[Saved entries]

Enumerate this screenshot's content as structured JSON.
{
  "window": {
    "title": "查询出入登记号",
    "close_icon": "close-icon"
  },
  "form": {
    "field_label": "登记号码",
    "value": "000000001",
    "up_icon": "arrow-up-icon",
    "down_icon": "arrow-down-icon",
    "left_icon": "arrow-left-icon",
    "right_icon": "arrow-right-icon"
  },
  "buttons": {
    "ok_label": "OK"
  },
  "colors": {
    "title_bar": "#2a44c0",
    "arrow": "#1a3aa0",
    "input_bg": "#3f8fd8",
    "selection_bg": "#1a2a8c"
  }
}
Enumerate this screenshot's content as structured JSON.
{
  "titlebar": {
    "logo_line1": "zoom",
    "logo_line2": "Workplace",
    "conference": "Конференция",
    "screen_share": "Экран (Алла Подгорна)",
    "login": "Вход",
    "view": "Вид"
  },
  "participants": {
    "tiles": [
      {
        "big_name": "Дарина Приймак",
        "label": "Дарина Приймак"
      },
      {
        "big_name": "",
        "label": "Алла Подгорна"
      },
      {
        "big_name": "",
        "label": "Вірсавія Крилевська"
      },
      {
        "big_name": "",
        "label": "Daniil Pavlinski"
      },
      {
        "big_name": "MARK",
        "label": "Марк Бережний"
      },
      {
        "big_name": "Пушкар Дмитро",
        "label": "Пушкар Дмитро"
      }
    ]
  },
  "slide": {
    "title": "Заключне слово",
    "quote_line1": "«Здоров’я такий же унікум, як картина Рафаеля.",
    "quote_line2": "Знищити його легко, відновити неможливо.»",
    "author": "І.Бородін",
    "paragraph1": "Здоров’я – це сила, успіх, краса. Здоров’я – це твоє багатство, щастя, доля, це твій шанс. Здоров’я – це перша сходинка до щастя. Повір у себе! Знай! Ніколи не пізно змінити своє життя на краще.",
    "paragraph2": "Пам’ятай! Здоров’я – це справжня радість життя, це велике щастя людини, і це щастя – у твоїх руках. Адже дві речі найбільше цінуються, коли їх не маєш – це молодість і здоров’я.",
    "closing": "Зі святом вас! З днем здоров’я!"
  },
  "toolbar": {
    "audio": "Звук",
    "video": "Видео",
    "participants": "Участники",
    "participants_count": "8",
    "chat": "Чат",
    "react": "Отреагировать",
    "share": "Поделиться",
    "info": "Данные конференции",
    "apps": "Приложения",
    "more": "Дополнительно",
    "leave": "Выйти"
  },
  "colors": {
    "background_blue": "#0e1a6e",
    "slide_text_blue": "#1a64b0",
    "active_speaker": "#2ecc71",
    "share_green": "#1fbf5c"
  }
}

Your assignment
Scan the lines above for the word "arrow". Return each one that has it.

Answer space
    "up_icon": "arrow-up-icon",
    "down_icon": "arrow-down-icon",
    "left_icon": "arrow-left-icon",
    "right_icon": "arrow-right-icon"
    "arrow": "#1a3aa0",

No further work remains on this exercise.